1. Working for a startup means having ownership over your work and doing something that you really believe in, but it also means doing whatever is needed of you.
Be aware that working at a startup also involves “grunt work,” well below what you might do at a larger corporation. Expect to do whatever is needed of you. Sometimes this will mean building a revolutionary feature to your product and sometimes it’ll mean making phone calls, signing for deliveries, or other tasks you may think are outside of your job description.
2. We all hope for a big exit a la Instagram. However, you should understand the risks and be aware of how rare startup success really is.
A recent Harvard study notes that 75 percent of startups fail. Will your next employer be a success or a failure? Even if everyone is working extremely hard at building a life-changing product, the reality is that it doesn’t always work out and many startups go out of business within a year. Understand what that would mean for your career progression — having too many “short stints” on your resume is a big no-no.
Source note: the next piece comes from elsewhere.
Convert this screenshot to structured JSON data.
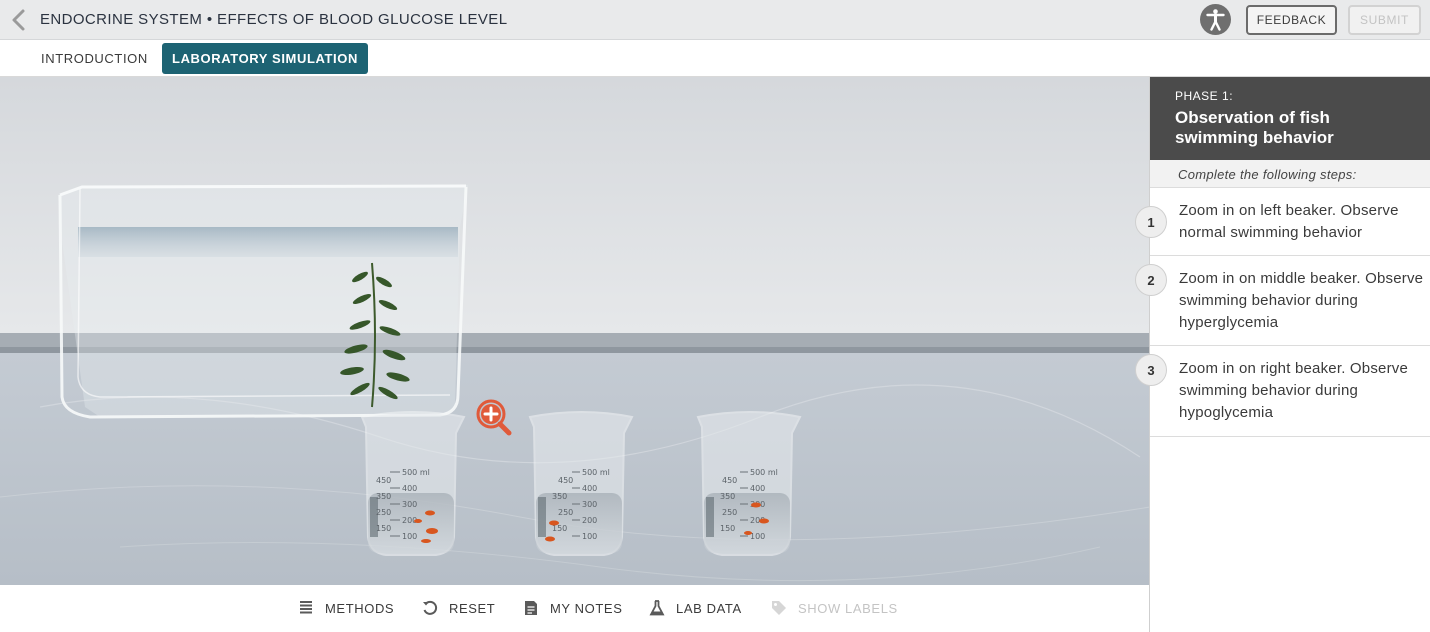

3. While getting equity is a big plus and many startups have yummy snacks and fun perks, expect a lower salary and fewer benefits.
Startups are usually more strapped for cash than other companies. This means that many of them may not be able to offer comparable salaries or benefits to other opportunities you might have. We recently had candidates for marketing positions asking for $150,000 –- note that while this might be doable at a large company, startups, in our experience, pay about 70 percent of what you might get at a larger organization.
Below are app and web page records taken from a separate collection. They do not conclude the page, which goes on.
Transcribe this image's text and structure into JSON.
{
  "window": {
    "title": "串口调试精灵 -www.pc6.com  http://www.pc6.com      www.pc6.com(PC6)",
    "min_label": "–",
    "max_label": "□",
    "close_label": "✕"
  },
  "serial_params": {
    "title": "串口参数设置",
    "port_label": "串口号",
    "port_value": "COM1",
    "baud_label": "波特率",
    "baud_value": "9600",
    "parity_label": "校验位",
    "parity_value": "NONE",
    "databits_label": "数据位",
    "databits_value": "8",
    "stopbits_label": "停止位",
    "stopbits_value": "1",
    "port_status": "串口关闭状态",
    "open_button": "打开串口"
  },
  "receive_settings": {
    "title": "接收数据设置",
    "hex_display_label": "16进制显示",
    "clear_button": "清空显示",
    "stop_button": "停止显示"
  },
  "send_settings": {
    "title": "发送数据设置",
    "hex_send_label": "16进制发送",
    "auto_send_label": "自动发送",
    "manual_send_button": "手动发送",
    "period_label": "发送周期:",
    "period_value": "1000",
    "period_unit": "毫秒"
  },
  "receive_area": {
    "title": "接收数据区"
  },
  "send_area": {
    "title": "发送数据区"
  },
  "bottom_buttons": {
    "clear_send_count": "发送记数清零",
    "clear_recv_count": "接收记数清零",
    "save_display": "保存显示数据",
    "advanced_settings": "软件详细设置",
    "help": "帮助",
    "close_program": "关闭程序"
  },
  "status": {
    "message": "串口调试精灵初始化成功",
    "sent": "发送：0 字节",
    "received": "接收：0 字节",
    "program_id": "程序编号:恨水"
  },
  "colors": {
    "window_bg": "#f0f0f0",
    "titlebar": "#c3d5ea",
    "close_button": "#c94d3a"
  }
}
4. You’ll have lots of exposure to founders at a small startup, but you may get less mentoring than you need.
The team atmosphere of startups is what makes it irresistible to many of us — working in a small group to achieve a big goal is energizing and feels like you’re back in college. But your managers are busy and often don’t give you the kind of formal mentorship you might get elsewhere. Don’t forget that your managers are often less experienced than you are in a given field, so it’s up to you to learn on your own. If you’re the only marketing hire at a start-up, you’ll get much less mentorship than if you worked at, let’s say Proctor and Gamble, where people with tons of years of marketing experience can teach you the tricks of the trade.
5. Finally, and perhaps most importantly, while startups are a lot of fun, the pressure can be much higher than at other types of companies.
The pressure to achieve results, hit metrics, achieve growth, and get more traction can be overwhelming for many. We’ve seen lots of people quit startups because they realized the emotional pressures were simply too much for them. It’s awesome to know your work can help make or break the business, but with great opportunity comes great responsibility!
Overall, we still think startups are amazing –- working at one will change your life, how you see the world, and what you think is possible. You’ll become a doer and fixer overnight and things that seemed overwhelming will seem like a piece of cake after a while. You’ll learn more about yourself and about how a business ought to be run than anywhere else. But the risks, discomforts, and drawbacks should not be ignored.
Elli Sharef is co-founder of HireArt, a jobs marketplace that uses online challenge-based interviews to vet job applicants. She began HireArt to fix a broken hiring and interview process and get people hired based on skills, not connections. Since starting HireArt, Elli and her team have placed hundreds of candidates in sales, service, and marketing jobs at dozens of employers. Prior to HireArt, she worked as a Business Analyst at McKinsey and Director of Strategy at the University of Phoenix.
Young businessman photo via Kiselev Andrey Valerevich/Shutterstock
Are you making or losing money with marketing automation? VB is working with marketing expert Ian Cleary to investigate marketing automation ROI. Help us out by answering a few questions
, and we'll help you out with the data.